(Exercise data Opens)

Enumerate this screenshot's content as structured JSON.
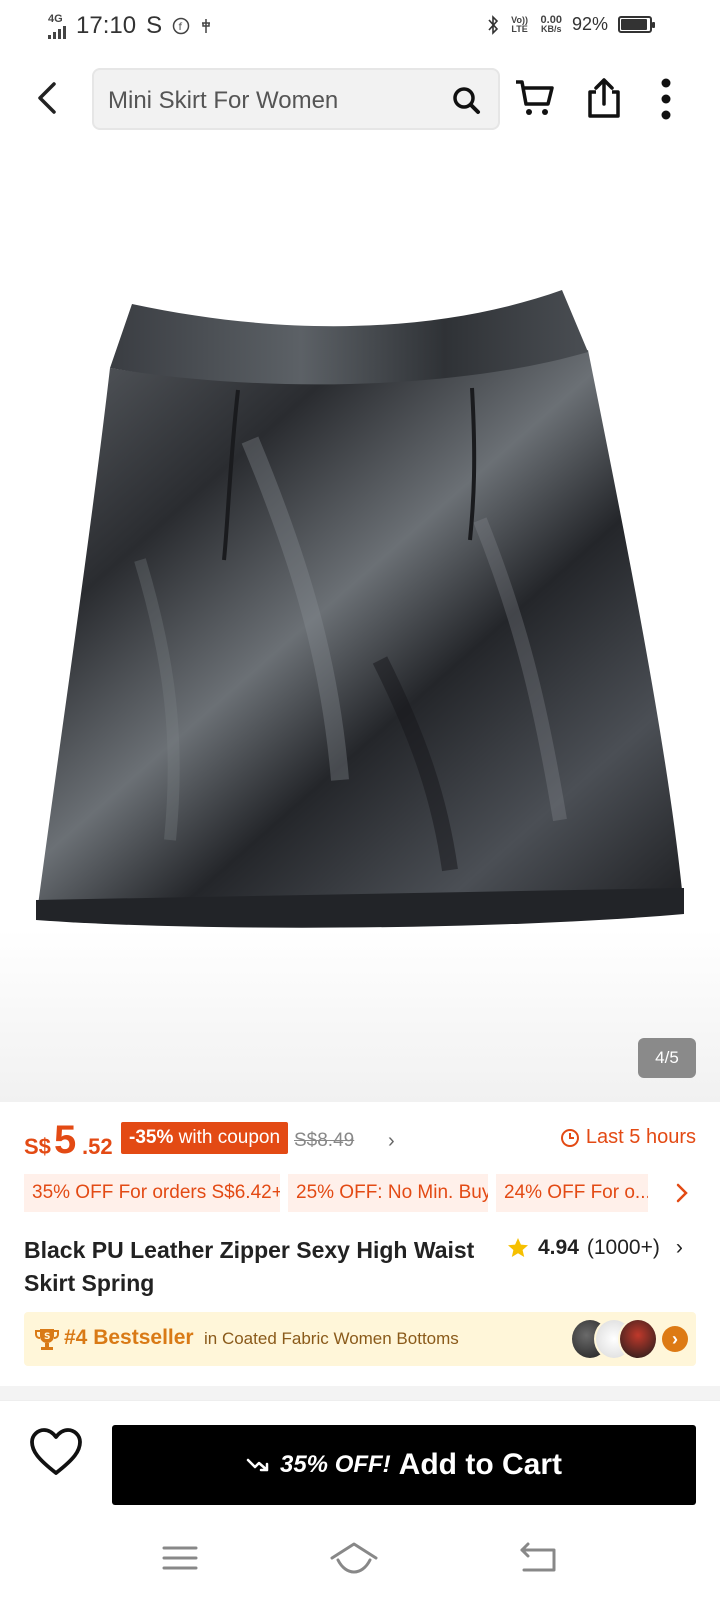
{
  "status_bar": {
    "network": "4G",
    "time": "17:10",
    "carrier_icon": "S",
    "volte": "Vo)) LTE",
    "speed_value": "0.00",
    "speed_unit": "KB/s",
    "battery": "92%",
    "battery_level": 0.92
  },
  "header": {
    "search_text": "Mini Skirt For Women",
    "icons": [
      "back-arrow-icon",
      "search-icon",
      "cart-icon",
      "share-icon",
      "more-vertical-icon"
    ]
  },
  "gallery": {
    "counter": "4/5",
    "current": 4,
    "total": 5
  },
  "price": {
    "currency": "S$",
    "integer": "5",
    "decimal": ".52",
    "coupon_percent": "-35%",
    "coupon_text": "with coupon",
    "original": "S$8.49",
    "timer_label": "Last 5 hours"
  },
  "promos": [
    "35% OFF For orders S$6.42+",
    "25% OFF: No Min. Buy",
    "24% OFF For o..."
  ],
  "product": {
    "title": "Black PU Leather Zipper Sexy High Waist Skirt Spring",
    "rating": "4.94",
    "reviews": "(1000+)"
  },
  "bestseller": {
    "rank": "#4 Bestseller",
    "category": "in Coated Fabric Women Bottoms"
  },
  "cart_bar": {
    "discount": "35% OFF!",
    "button_label": "Add to Cart"
  },
  "colors": {
    "accent": "#e34a14",
    "promo_bg": "#fff0ea",
    "bestseller_bg": "#fff6d9",
    "button_bg": "#000000"
  }
}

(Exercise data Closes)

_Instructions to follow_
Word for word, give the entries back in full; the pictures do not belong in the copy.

_Solution below_
Enumerate this screenshot's content as structured JSON.
{
  "status_bar": {
    "network": "4G",
    "time": "17:10",
    "carrier_icon": "S",
    "volte": "Vo)) LTE",
    "speed_value": "0.00",
    "speed_unit": "KB/s",
    "battery": "92%",
    "battery_level": 0.92
  },
  "header": {
    "search_text": "Mini Skirt For Women",
    "icons": [
      "back-arrow-icon",
      "search-icon",
      "cart-icon",
      "share-icon",
      "more-vertical-icon"
    ]
  },
  "gallery": {
    "counter": "4/5",
    "current": 4,
    "total": 5
  },
  "price": {
    "currency": "S$",
    "integer": "5",
    "decimal": ".52",
    "coupon_percent": "-35%",
    "coupon_text": "with coupon",
    "original": "S$8.49",
    "timer_label": "Last 5 hours"
  },
  "promos": [
    "35% OFF For orders S$6.42+",
    "25% OFF: No Min. Buy",
    "24% OFF For o..."
  ],
  "product": {
    "title": "Black PU Leather Zipper Sexy High Waist Skirt Spring",
    "rating": "4.94",
    "reviews": "(1000+)"
  },
  "bestseller": {
    "rank": "#4 Bestseller",
    "category": "in Coated Fabric Women Bottoms"
  },
  "cart_bar": {
    "discount": "35% OFF!",
    "button_label": "Add to Cart"
  },
  "colors": {
    "accent": "#e34a14",
    "promo_bg": "#fff0ea",
    "bestseller_bg": "#fff6d9",
    "button_bg": "#000000"
  }
}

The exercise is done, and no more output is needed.